The Insurance Council of Australia (ICA) has declared Cyclone Debbie a catastrophe and warned that, while there is no estimate of a damage bill yet, previous cyclones have cost billions of dollars.
More than 90 per cent of North Queenslanders have some kind of insurance coverage and most home and contents insurance policies cover cyclone damage, according to the ICA.
The ICA will declare an event to be a catastrophe when it results in a large number of claims and involves multiple insurers.
The council's general manager of communications, Campbell Fuller, told ABC News 24 that insurers are gearing up for a deluge of claims.
"Once the cyclone has passed and it's safe to do so, ring your insurer, find out what's available to you under your policy and the insurer can then give you the best guidance on the next steps to take," he said.
"A building [that] looks perfectly fine from the outside or seems to have suffered only minor damage may have actually incurred hundreds of thousands of dollars of damage and that's even for newer buildings."
Major insurer Suncorp said its claim costs from the cyclone are expected to be fully covered, with its reinsurance providing cover for the company for claims totalling from $250 million up to $6.9 billion.
Companies have shut up shop and flights have been cancelled as Cyclone Debbie begins to make landfall on the mainland between Airlie Beach and Bowen.
A number of businesses have suspended operations in the region, with Glencore announcing yesterday that port operations in Townsville, Abbot Point and Dalrymple Bay have been halted while production at its Collinsville and Newlands coal mines have been temporarily suspended.
Qantas and Jetstar have cancelled all flights to Townsville, Mackay, Hamilton Island, Proserpine and Moranbah Tuesday. Flights may resume on Wednesday depending on the weather in North Queensland, Qantas said, adding there is a fee waiver in place for affected customers. Some businesses are also providing assistance to customers affected by the cyclone. ANZ said it would suspend repayments on loans and waive some fees, while the Commonwealth Bank also announced that it would have special arrangements in place to support customers. Analysts expect the cyclone will have minimal impact on broader Australian economic growth, as the weather event is hitting late in the March quarter. "Any delays to production should be caught up over the June quarter," Craig James, chief economist at CommSec, wrote in a note.
However, there are fears surrounding the impact of the cyclone on sugar crops in the Bowen-Mackay region.

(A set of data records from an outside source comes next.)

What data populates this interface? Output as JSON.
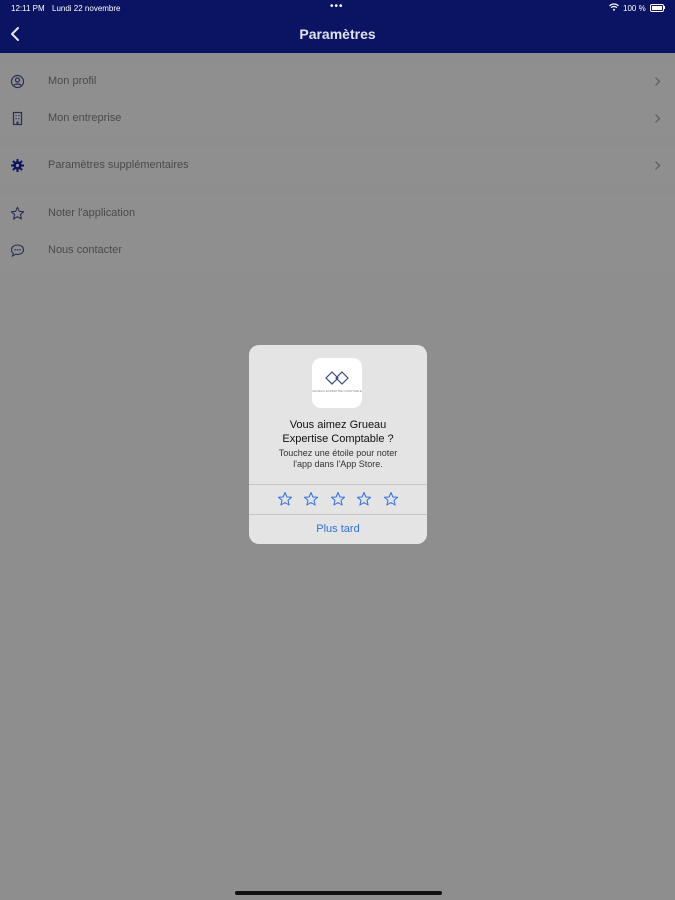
{
  "status_bar": {
    "time": "12:11 PM",
    "date": "Lundi 22 novembre",
    "dots": "•••",
    "battery": "100 %"
  },
  "nav": {
    "title": "Paramètres",
    "back_icon": "chevron-left-icon"
  },
  "settings": {
    "group1": [
      {
        "label": "Mon profil",
        "icon": "user-circle-icon"
      },
      {
        "label": "Mon entreprise",
        "icon": "building-icon"
      }
    ],
    "group2": [
      {
        "label": "Paramètres supplémentaires",
        "icon": "gear-icon"
      }
    ],
    "group3": [
      {
        "label": "Noter l'application",
        "icon": "star-icon"
      },
      {
        "label": "Nous contacter",
        "icon": "chat-bubble-icon"
      }
    ]
  },
  "rating_dialog": {
    "logo_caption": "GRUEAU EXPERTISE COMPTABLE",
    "title_line1": "Vous aimez Grueau",
    "title_line2": "Expertise Comptable ?",
    "message_line1": "Touchez une étoile pour noter",
    "message_line2": "l'app dans l'App Store.",
    "star_count": 5,
    "later_label": "Plus tard",
    "accent_color": "#2f6fe0"
  },
  "colors": {
    "nav_background": "#0a1463",
    "dim_background": "#8e8e8e"
  }
}
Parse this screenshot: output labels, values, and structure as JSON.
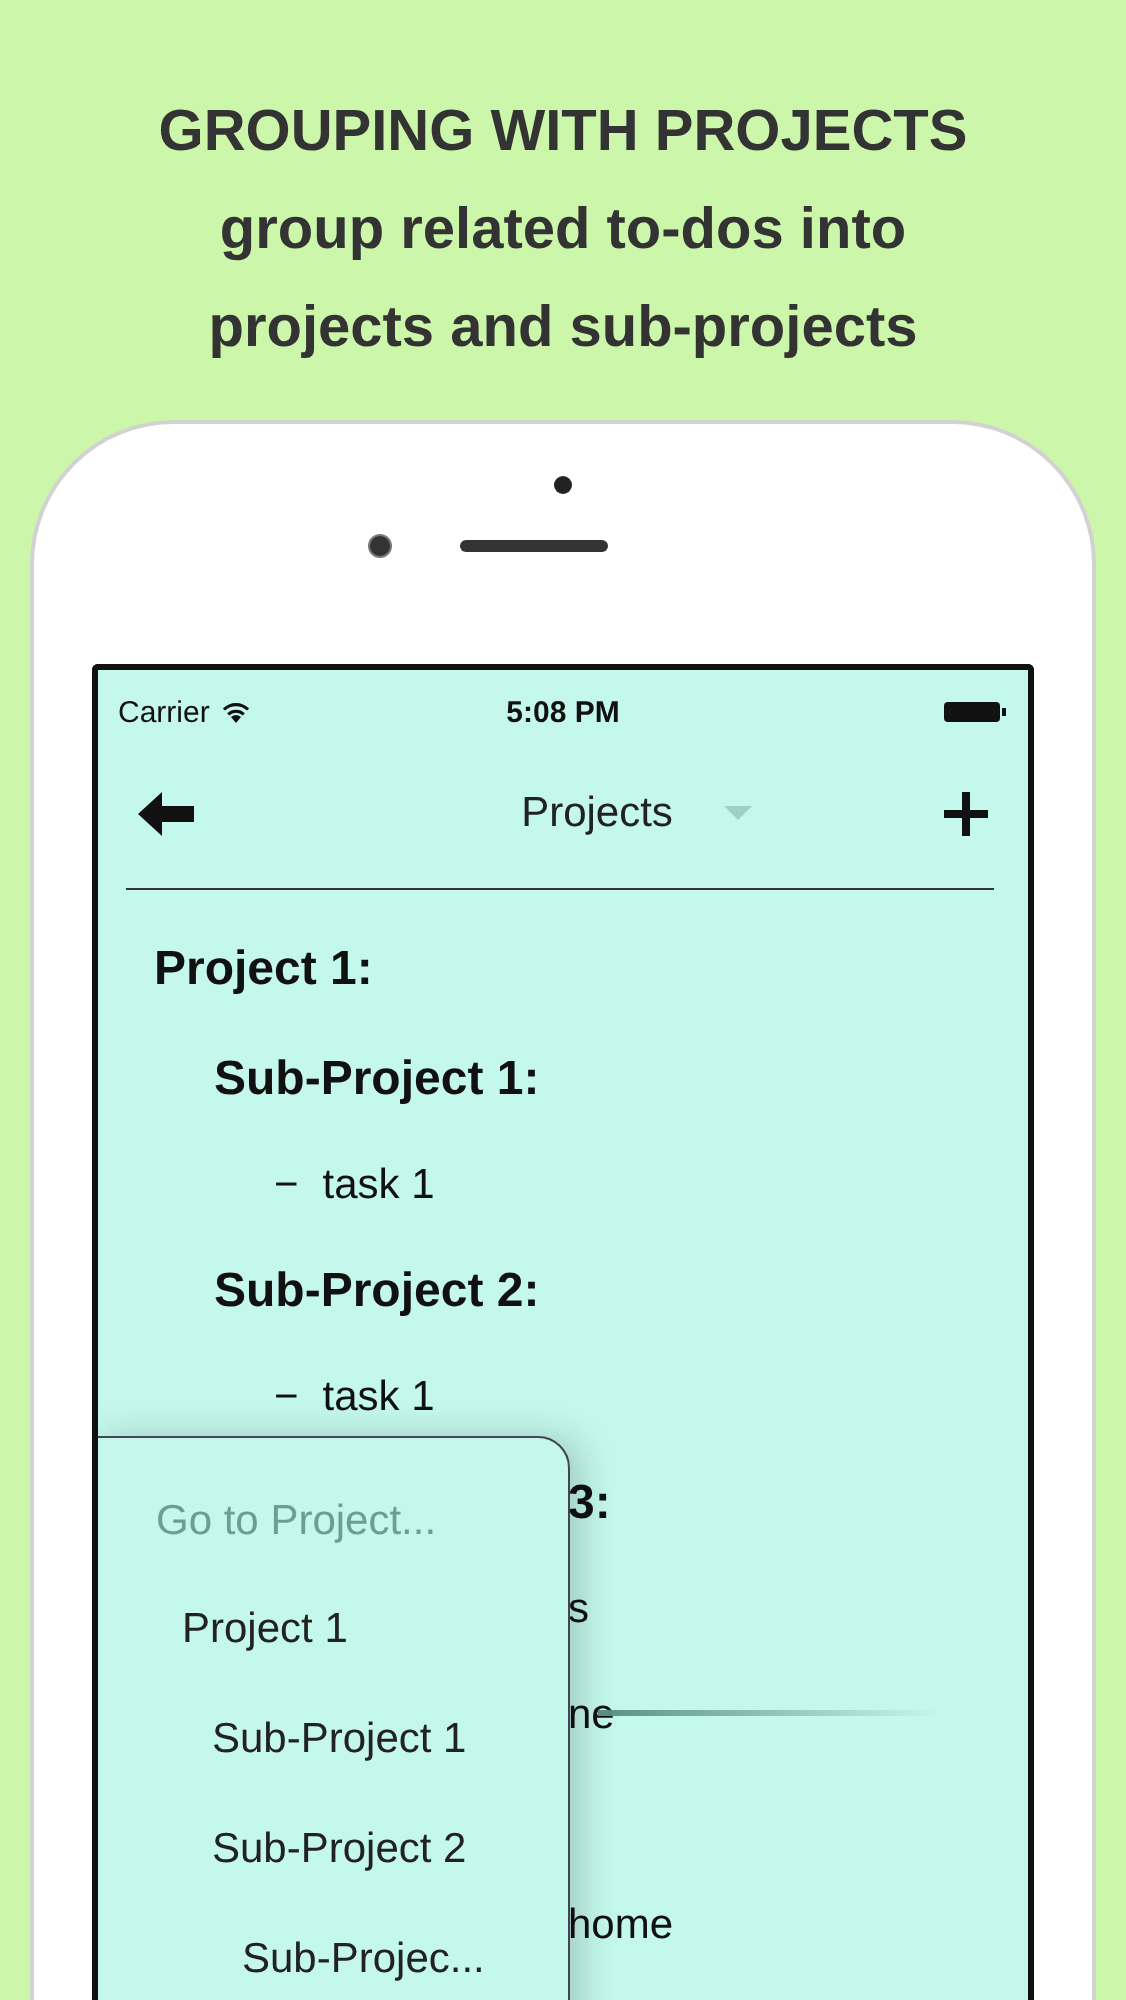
{
  "headline": {
    "title": "GROUPING WITH PROJECTS",
    "subtitle": "group related to-dos into projects and sub-projects"
  },
  "status_bar": {
    "carrier": "Carrier",
    "time": "5:08 PM"
  },
  "nav": {
    "title": "Projects"
  },
  "outline": [
    {
      "kind": "project",
      "label": "Project 1:",
      "children": [
        {
          "kind": "subproject",
          "label": "Sub-Project 1:",
          "children": [
            {
              "kind": "task",
              "bullet": "−",
              "label": "task 1"
            }
          ]
        },
        {
          "kind": "subproject",
          "label": "Sub-Project 2:",
          "children": [
            {
              "kind": "task",
              "bullet": "−",
              "label": "task 1"
            }
          ]
        }
      ]
    }
  ],
  "covered_rows": [
    {
      "kind": "subproject",
      "text": "3:"
    },
    {
      "kind": "task",
      "text": "s"
    },
    {
      "kind": "task",
      "text": "ne"
    },
    {
      "kind": "task",
      "text": "home"
    }
  ],
  "project_menu": {
    "prompt": "Go to Project...",
    "items": [
      {
        "label": "Project 1",
        "children": [
          {
            "label": "Sub-Project 1"
          },
          {
            "label": "Sub-Project 2",
            "children": [
              {
                "label": "Sub-Projec..."
              }
            ]
          }
        ]
      }
    ]
  }
}
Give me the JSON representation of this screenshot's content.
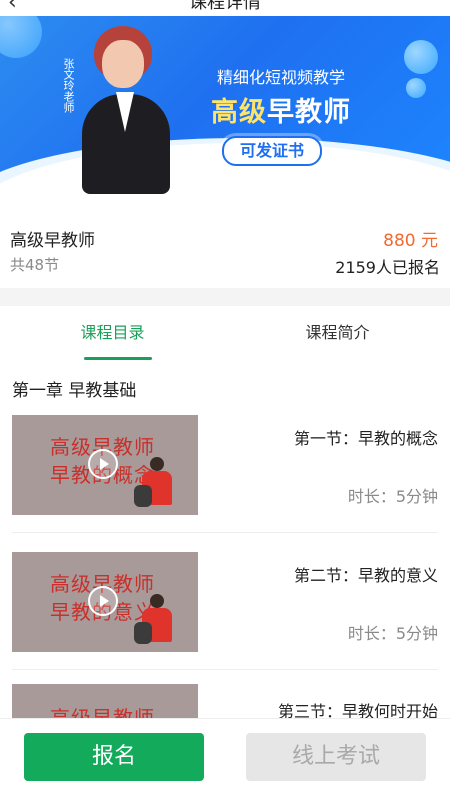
{
  "nav": {
    "title": "课程详情"
  },
  "banner": {
    "teacher_name": "张文玲老师",
    "tagline": "精细化短视频教学",
    "headline": "高级早教师",
    "certificate": "可发证书"
  },
  "course": {
    "name": "高级早教师",
    "lessons_count": "共48节",
    "price": "880 元",
    "enrolled": "2159人已报名"
  },
  "tabs": [
    {
      "label": "课程目录",
      "active": true
    },
    {
      "label": "课程简介",
      "active": false
    }
  ],
  "chapter": {
    "title": "第一章 早教基础"
  },
  "lessons": [
    {
      "title": "第一节：早教的概念",
      "duration": "时长：5分钟",
      "thumb_line1": "高级早教师",
      "thumb_line2": "早教的概念"
    },
    {
      "title": "第二节：早教的意义",
      "duration": "时长：5分钟",
      "thumb_line1": "高级早教师",
      "thumb_line2": "早教的意义"
    },
    {
      "title": "第三节：早教何时开始",
      "duration": "",
      "thumb_line1": "高级早教师",
      "thumb_line2": ""
    }
  ],
  "actions": {
    "enroll": "报名",
    "exam": "线上考试"
  },
  "colors": {
    "accent_green": "#14aa5b",
    "price_orange": "#f26a2f",
    "banner_blue": "#1f70f0"
  }
}
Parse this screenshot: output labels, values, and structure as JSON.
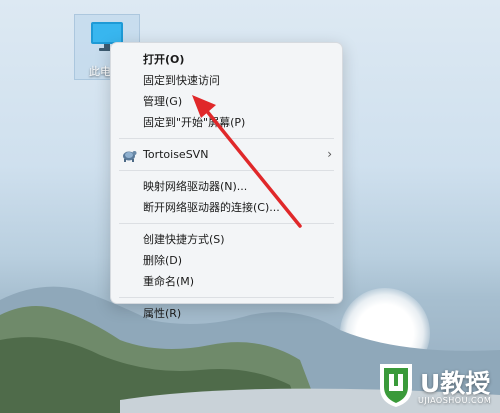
{
  "desktop": {
    "icon_label": "此电"
  },
  "context_menu": {
    "items": [
      {
        "label": "打开(O)"
      },
      {
        "label": "固定到快速访问"
      },
      {
        "label": "管理(G)"
      },
      {
        "label": "固定到\"开始\"屏幕(P)"
      },
      {
        "label": "TortoiseSVN"
      },
      {
        "label": "映射网络驱动器(N)..."
      },
      {
        "label": "断开网络驱动器的连接(C)..."
      },
      {
        "label": "创建快捷方式(S)"
      },
      {
        "label": "删除(D)"
      },
      {
        "label": "重命名(M)"
      },
      {
        "label": "属性(R)"
      }
    ],
    "submenu_chevron": "›"
  },
  "watermark": {
    "name": "U教授",
    "site": "UJIAOSHOU.COM"
  },
  "colors": {
    "arrow": "#e0282a",
    "brand_green": "#3a9a3a"
  }
}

About a quarter of all sugar produced in Australia comes from the Mackay-Proserpine region, according to the Australian Sugar Milling Council. "Including Herbert-Burdekin, 62 per cent of all sugar produced in Australia comes from cyclone-affected regions with production estimated by Canegrowers at $1.1 billion," Mr James wrote.
The sugar harvest generally begins around early June. The Bowen region is also a key producer of fruits and vegetables - including mangoes, tomatoes and capsicum - with any destruction or delays to vegetable supplies causing prices to rise.